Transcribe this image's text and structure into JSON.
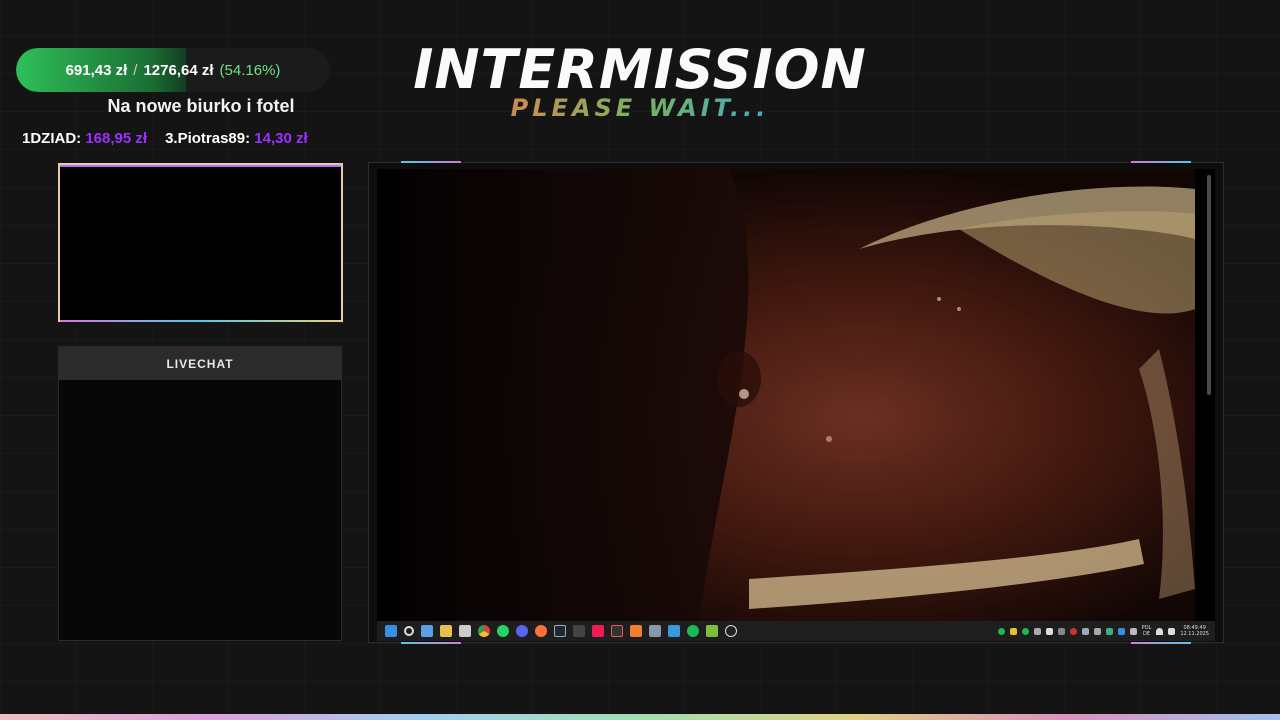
{
  "goal": {
    "current": "691,43 zł",
    "separator": "/",
    "target": "1276,64 zł",
    "percent": "(54.16%)",
    "progress_fraction": 0.5416,
    "title": "Na nowe biurko i fotel"
  },
  "donors": [
    {
      "name": "1DZIAD:",
      "amount": "168,95 zł"
    },
    {
      "name": "3.Piotras89:",
      "amount": "14,30 zł"
    }
  ],
  "header": {
    "title": "INTERMISSION",
    "subtitle": "PLEASE WAIT..."
  },
  "chat": {
    "header": "LIVECHAT"
  },
  "taskbar": {
    "icons": [
      "windows-start-icon",
      "search-icon",
      "widgets-icon",
      "file-explorer-icon",
      "calendar-icon",
      "chrome-icon",
      "whatsapp-icon",
      "discord-icon",
      "firefox-icon",
      "steam-icon",
      "app-icon",
      "tiktok-icon",
      "app-icon",
      "app-icon",
      "camera-icon",
      "photos-icon",
      "spotify-icon",
      "app-icon",
      "obs-icon"
    ],
    "language": "POL\nDE",
    "time": "08:49:49",
    "date": "12.11.2025"
  },
  "colors": {
    "goal_fill": "#2fbf5a",
    "donor_amount": "#9b30ff",
    "percent": "#6ee08a"
  }
}
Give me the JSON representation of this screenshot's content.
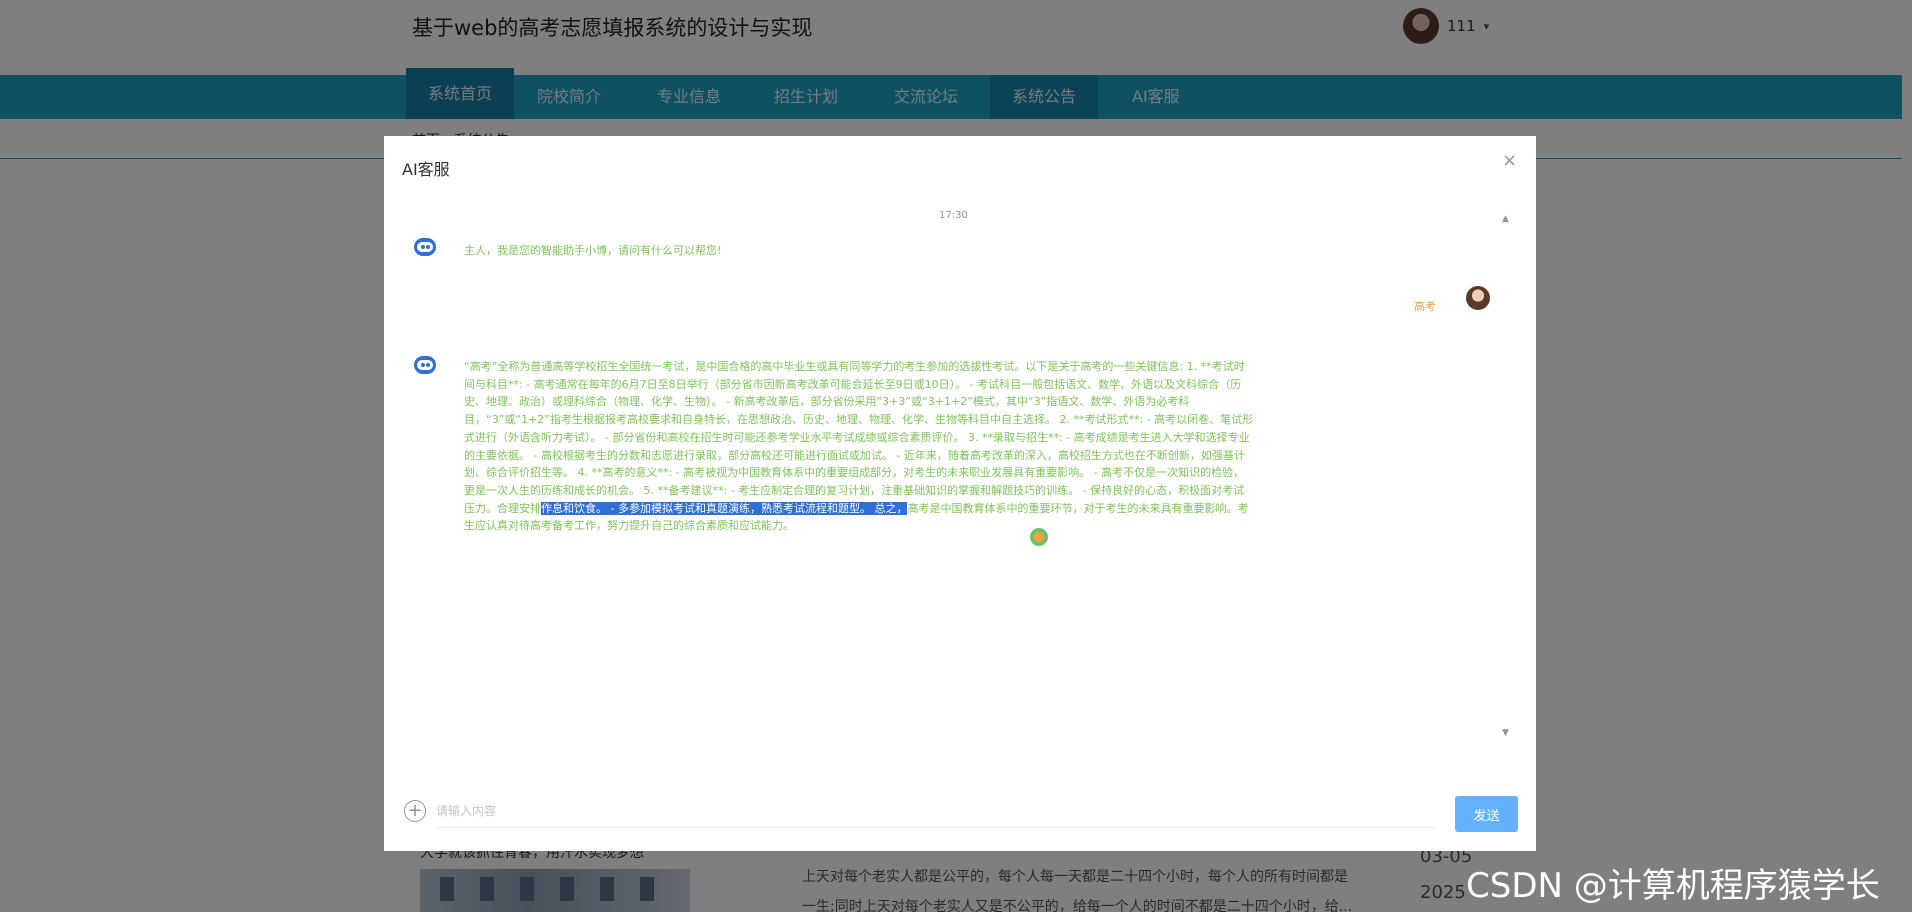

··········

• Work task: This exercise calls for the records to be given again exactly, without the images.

• Task solution:
Transcribe this image's text and structure into JSON.
{
  "goal": {
    "current": "691,43 zł",
    "separator": "/",
    "target": "1276,64 zł",
    "percent": "(54.16%)",
    "progress_fraction": 0.5416,
    "title": "Na nowe biurko i fotel"
  },
  "donors": [
    {
      "name": "1DZIAD:",
      "amount": "168,95 zł"
    },
    {
      "name": "3.Piotras89:",
      "amount": "14,30 zł"
    }
  ],
  "header": {
    "title": "INTERMISSION",
    "subtitle": "PLEASE WAIT..."
  },
  "chat": {
    "header": "LIVECHAT"
  },
  "taskbar": {
    "icons": [
      "windows-start-icon",
      "search-icon",
      "widgets-icon",
      "file-explorer-icon",
      "calendar-icon",
      "chrome-icon",
      "whatsapp-icon",
      "discord-icon",
      "firefox-icon",
      "steam-icon",
      "app-icon",
      "tiktok-icon",
      "app-icon",
      "app-icon",
      "camera-icon",
      "photos-icon",
      "spotify-icon",
      "app-icon",
      "obs-icon"
    ],
    "language": "POL\nDE",
    "time": "08:49:49",
    "date": "12.11.2025"
  },
  "colors": {
    "goal_fill": "#2fbf5a",
    "donor_amount": "#9b30ff",
    "percent": "#6ee08a"
  }
}
Give me the JSON representation of this screenshot's content.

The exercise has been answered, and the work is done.